D. Nigro, Lancaster County Public Defender, and John C.
Jorgensen for appellant.
Douglas J. Peterson, Attorney General, Erin E. Tangeman, and,
on brief, Sarah E. Marfisi for appellee.
Heavican, C.J., Cassel, Stacy, Funke, Papik, and Freudenberg,
A. Tucker appeals his convictions and sentences for one count
of first degree sexual assault of a child and two [301 Neb.
858] counts of incest, related to an incident with his
girlfriend's children. Evidence at trial showed that
Tucker engaged in sex acts with M.T., age 11, and that M.T.
and her two brothers, E.T., age 12, and R.T., age 10, engaged
in sex acts upon Tucker's instructions. The main issue
presented by this appeal is whether the district court abused
its discretion in admitting "Y-STR" DNA evidence
over Tucker's objections. We conclude that it did not. We
further reject Tucker's contentions that the evidence was
insufficient to support his convictions and that the district
court imposed excessive sentences. Finding no error, we
State charged Tucker with one count of first degree sexual
assault of a child in violation of Neb. Rev. Stat. §
28-319.01(2) (Reissue 2016) and two counts of incest with a
person under 18 years of age in violation of Neb. Rev. Stat.
§ 28-703 (Reissue 2008). The charges arose out of
allegations by M.T, E.T., and R.T. that Tucker, their
mother's live-in boyfriend, had engaged in sex acts with
M.T. and that M.T. had engaged in sex acts with E.T and R.T.
after being instructed to do so by Tucker.
to trial, Tucker filed a motion in limine seeking to exclude
all evidence of Y-STR DNA testing pursuant to Daubert v.
Merrell Dow Pharmaceuticals, Inc.,509 U.S. 579. 113

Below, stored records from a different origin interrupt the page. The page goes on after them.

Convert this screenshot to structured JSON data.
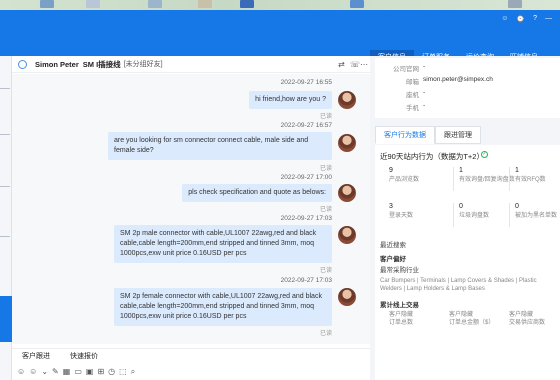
{
  "window": {
    "header_icons": [
      "☺",
      "⌚",
      "?",
      "—"
    ]
  },
  "top_tabs": [
    "客户信息",
    "订单服务",
    "运价查询",
    "旺铺信息"
  ],
  "chat": {
    "contact_name": "Simon Peter",
    "contact_tag": "SM I插接线",
    "contact_status": "[未分组好友]",
    "messages": [
      {
        "time": "2022-09-27 16:55",
        "text": "hi friend,how are you ?",
        "read": "已读"
      },
      {
        "time": "2022-09-27 16:57",
        "text": "are you looking for sm connector connect cable, male side and female side?",
        "read": "已读"
      },
      {
        "time": "2022-09-27 17:00",
        "text": "pls check specification and quote as belows:",
        "read": "已读"
      },
      {
        "time": "2022-09-27 17:03",
        "text": "SM 2p male connector with cable,UL1007 22awg,red and black cable,cable length=200mm,end stripped and tinned 3mm, moq 1000pcs,exw unit price 0.16USD per pcs",
        "read": "已读"
      },
      {
        "time": "2022-09-27 17:03",
        "text": "SM 2p female connector with cable,UL1007 22awg,red and black cable,cable length=200mm,end stripped and tinned 3mm, moq 1000pcs,exw unit price 0.16USD per pcs",
        "read": "已读"
      }
    ],
    "bottom_tabs": [
      "客户跟进",
      "快速报价"
    ],
    "toolbar_icons": [
      "☺",
      "☺",
      "⌄",
      "✎",
      "▦",
      "▭",
      "▣",
      "⊞",
      "◷",
      "⬚",
      "⌕"
    ]
  },
  "customer_info": {
    "rows": [
      {
        "label": "公司官网",
        "value": "-"
      },
      {
        "label": "邮箱",
        "value": "simon.peter@simpex.ch"
      },
      {
        "label": "座机",
        "value": "-"
      },
      {
        "label": "手机",
        "value": "-"
      }
    ]
  },
  "right_tabs": [
    "客户行为数据",
    "跟进管理"
  ],
  "behavior": {
    "title": "近90天站内行为（数据为T+2）",
    "ok_glyph": "✓",
    "stats": [
      {
        "num": "9",
        "label": "产品浏览数"
      },
      {
        "num": "1",
        "label": "有效询盘/回复询盘数"
      },
      {
        "num": "1",
        "label": "有效RFQ数"
      },
      {
        "num": "3",
        "label": "登录天数"
      },
      {
        "num": "0",
        "label": "垃圾询盘数"
      },
      {
        "num": "0",
        "label": "被加为黑名单数"
      }
    ],
    "recent_search": "最近搜索",
    "pref_title": "客户偏好",
    "pref_industry": "最常采购行业",
    "pref_detail": "Car Bumpers | Terminals | Lamp Covers & Shades | Plastic Welders | Lamp Holders & Lamp Bases",
    "trade_title": "累计线上交易",
    "trade_items": [
      {
        "line1": "客户隐藏",
        "line2": "订单总数"
      },
      {
        "line1": "客户隐藏",
        "line2": "订单总金额（$）"
      },
      {
        "line1": "客户隐藏",
        "line2": "交易供应商数"
      }
    ]
  }
}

S.Ct. 2786, 125 L.Ed.2d 469 (1993), and Schafersman v.
Agland Coop,262 Neb. 215, 631 N.W.2d 862 (2001)
(Daubert/ Schafersman). He also alleged that such